Each line of the material below that holds the word "values" needs to be copied.

==== Exercise input ====

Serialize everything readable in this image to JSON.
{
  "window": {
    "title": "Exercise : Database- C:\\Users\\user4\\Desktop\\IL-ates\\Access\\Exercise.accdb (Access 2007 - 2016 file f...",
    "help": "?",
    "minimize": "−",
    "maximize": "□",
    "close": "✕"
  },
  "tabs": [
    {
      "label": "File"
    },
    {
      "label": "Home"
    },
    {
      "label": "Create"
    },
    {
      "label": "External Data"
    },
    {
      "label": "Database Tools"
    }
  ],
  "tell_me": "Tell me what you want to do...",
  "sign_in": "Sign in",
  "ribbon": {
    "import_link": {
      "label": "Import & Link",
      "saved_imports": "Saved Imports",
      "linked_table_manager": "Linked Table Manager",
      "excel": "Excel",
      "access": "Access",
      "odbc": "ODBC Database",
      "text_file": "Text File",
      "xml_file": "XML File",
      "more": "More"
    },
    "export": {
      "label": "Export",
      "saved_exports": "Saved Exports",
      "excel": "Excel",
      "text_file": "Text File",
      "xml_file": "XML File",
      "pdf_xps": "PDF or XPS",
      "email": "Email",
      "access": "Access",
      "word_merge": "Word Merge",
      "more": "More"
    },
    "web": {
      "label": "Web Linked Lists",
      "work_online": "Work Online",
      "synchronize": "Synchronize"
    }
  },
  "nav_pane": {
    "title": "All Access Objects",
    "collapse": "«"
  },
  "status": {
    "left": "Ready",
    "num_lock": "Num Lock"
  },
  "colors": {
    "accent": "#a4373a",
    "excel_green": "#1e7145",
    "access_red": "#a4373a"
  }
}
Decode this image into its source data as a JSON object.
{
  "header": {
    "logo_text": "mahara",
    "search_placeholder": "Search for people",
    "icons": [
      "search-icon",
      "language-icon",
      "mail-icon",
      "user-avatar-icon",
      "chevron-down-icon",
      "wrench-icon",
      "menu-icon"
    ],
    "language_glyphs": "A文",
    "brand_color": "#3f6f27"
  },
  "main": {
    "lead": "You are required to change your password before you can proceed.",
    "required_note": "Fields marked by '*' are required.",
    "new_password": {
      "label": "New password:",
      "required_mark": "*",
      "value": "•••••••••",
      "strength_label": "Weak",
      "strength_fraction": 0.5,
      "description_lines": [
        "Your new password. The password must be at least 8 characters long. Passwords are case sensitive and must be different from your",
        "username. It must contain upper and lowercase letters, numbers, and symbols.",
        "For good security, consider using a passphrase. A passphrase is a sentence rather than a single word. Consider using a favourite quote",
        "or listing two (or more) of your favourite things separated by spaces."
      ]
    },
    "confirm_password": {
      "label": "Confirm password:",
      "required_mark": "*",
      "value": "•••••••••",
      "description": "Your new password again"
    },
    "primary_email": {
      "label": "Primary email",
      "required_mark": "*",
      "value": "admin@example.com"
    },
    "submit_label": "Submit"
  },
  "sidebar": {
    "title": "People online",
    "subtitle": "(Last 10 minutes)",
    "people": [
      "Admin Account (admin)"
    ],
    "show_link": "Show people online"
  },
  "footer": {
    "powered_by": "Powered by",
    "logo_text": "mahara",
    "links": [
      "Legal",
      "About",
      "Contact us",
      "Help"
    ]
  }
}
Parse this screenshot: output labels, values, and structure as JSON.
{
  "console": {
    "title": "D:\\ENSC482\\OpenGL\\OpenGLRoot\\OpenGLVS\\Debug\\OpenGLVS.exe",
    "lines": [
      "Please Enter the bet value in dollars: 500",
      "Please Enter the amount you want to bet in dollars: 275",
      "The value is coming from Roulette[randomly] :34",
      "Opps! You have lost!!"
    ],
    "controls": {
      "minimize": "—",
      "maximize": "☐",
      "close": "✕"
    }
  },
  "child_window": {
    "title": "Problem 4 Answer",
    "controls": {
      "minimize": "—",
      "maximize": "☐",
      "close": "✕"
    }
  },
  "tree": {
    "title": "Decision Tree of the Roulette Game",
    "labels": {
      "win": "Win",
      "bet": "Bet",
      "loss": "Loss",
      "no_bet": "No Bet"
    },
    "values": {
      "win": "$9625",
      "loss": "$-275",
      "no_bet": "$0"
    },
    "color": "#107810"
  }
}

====

### Reply to the task
Parse this screenshot: output labels, values, and structure as JSON.
    "values": {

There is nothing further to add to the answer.